    [2] The journey of Odysseus takes place throughout the Mediterranean basin. See The city of Troy is located in modern Asia Minor. In The Iliad, Troy was a city ruled by King Priam. Priam's son Paris abducted Helen, wife of Menelaus, sparking the Trojan War.

    [3] Hyperion was one of the ancient Titans usurped by the gods of Olympus. Hyperion's functions were roughly the same as those of Apollo, the more familiar god of the sun. For the incident where Odysseus' men eat the cattle consecrated to the sun-god, see book 12.

    [4] The Muses were daughters of Zeus.

    [5] For Calypso, see books 5-6. 

    [6] Poseidon disliked Odysseus for many reasons, chief among them was Odysseus' blinding of Poseidon's son Polyphemus. See book 9.

    [7] The Greeks were a seafaring and trading people and encountered many other cultures, including many groups inhabiting Northern Africa. See this world map reconstructed from Herodotus for Greeks' notion of where Ethiopia was situated. 

    [8] A hecatomb was the ultimate sacrifice, typically 100 oxen.

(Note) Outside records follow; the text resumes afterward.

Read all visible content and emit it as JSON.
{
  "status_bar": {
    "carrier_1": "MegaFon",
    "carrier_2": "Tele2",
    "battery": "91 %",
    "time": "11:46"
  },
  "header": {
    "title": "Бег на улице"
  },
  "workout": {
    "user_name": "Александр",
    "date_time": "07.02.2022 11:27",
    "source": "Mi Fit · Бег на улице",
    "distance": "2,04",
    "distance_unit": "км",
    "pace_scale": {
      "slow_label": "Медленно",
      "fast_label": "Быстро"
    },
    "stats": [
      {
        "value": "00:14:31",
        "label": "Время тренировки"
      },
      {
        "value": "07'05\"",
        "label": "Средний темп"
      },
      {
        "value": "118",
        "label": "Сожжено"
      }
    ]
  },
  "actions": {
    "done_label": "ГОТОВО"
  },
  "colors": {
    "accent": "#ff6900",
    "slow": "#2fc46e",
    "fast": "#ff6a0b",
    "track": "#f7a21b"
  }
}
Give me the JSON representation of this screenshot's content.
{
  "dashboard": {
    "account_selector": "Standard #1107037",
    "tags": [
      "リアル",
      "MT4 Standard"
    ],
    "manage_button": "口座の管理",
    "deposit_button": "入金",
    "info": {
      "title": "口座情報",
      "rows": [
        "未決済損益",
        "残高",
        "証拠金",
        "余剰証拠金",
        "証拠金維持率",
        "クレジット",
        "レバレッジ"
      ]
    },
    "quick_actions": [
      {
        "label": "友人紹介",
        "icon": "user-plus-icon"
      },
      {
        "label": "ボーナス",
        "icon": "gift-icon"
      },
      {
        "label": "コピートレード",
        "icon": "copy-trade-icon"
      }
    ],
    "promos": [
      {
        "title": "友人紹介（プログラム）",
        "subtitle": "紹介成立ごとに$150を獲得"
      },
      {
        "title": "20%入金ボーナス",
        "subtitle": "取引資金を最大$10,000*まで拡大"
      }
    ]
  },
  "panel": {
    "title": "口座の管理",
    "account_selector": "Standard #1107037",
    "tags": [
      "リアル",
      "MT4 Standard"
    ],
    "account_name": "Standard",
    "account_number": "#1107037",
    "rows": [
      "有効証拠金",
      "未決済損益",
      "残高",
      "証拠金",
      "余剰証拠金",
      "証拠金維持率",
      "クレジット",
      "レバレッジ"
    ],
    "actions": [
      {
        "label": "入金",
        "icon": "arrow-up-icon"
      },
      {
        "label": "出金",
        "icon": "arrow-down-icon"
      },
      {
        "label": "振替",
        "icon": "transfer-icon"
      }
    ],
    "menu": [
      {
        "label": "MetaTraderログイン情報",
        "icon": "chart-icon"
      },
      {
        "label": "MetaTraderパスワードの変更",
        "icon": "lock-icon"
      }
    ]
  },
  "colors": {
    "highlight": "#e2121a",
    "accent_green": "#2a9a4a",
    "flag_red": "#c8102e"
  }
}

    [9] Agamemnon, like his brother Menelaus, fought in the Trojan War in order to regain Helen. Upon his return home, Agamemnon was killed by his wife Clytemnestra's lover, Aegisthus. The betrayal that Agamemnon faces because of his wife's disloyalty is told to Odysseus in book 11 as a warning for what negative things may be awaiting him when he arrives back on Ithaca.

    [10] Messenger to the gods, also god of merchants. He also had the reputation of being a trickster.

    [11] Athena was patron goddess of Athens and goddess of war, wisdom, and weaving. She is Odysseus' patroness throughout The Odyssey, partly because, like Odysseus, she wins by wit and disguise as much as by brute force. She is also a traditional rival of Poseidon/Neptune and daughter of Zeus.

    [12] Atlas was a Titan who had led a revolt against Zeus and the gods of Olympus and had been sentenced to carry the world on his shoulders as punishment.

    [13] See note 6 above.

    [14] The island home of Odysseus and the kingdom over which he rules.

    [15] Home of Menelaus and Helen.

    [16] Home of Nestor, who fought alongside Odysseus. 

    [17] King of the inhabitants of the island of Taphos, renowned pirates. He is not the same as Mentor in book 2.

    [18] Meat is symbolic of wealth. The diet of the ancient world was more plant based as meat was more expensive to raise and purchase. Having "great quantities of meat" to serve a large crowd shows the wealth of the household, which can be demonstrated in the large amount of suitors, and Penelope's expert management of the household. Ulysses has been MIA for 10 years, yet she is still able to afford to feed all of her guests and support the staff necessary for running a household of this size.

    [19] Hospitality was an important social custom for the ancient Greeks that extended even to strangers. Guests were meant to be treated well, fed, and often given gifts by their hosts regardless of who they were. In return, guests were meant to respect the property of their hosts.  See the article on guest friendship (xenia) in The Worlds of the Odyssey (1.2). 

    [20] A city of Magna Graecia on the shore of the Tyrrhenian Sea with rich copper mines.

    [21] Laertes was Odysseus' father and Telemachus' grandfather.

    [22] For the importance of Phemius and the other storytellers or bards who appear in The Odyssey, see the critical introduction (1.1)

    [23] Respectable upper class Greek women wore veils when appearing in mixed company.

    [24] Following traditional roles, Penelope would be expected to work within the home. Her association with spinning and weaving becomes an important part of her characterization. See Book 2 for her weaving scheme.

    [25] By the slightly later classical Greek period, Greek women often occupied an entirely separate sector of the house than the men, the gynaeceum. See the article on the oikos in The Worlds of the Odyssey (1.2)

    [26] Euryclea is an example of what Greek men would consider an "ideal" female slave. She was Telemachus' nurse. As is implied in this context, it was common for Greek male owners of slaves to demand sexual favors of them and the slaves were often not in a position to refuse.


    This page titled 2.1: Book I is shared under a CC BY-NC-SA license and was authored, remixed, and/or curated by Homer (translated by Samuel Butler).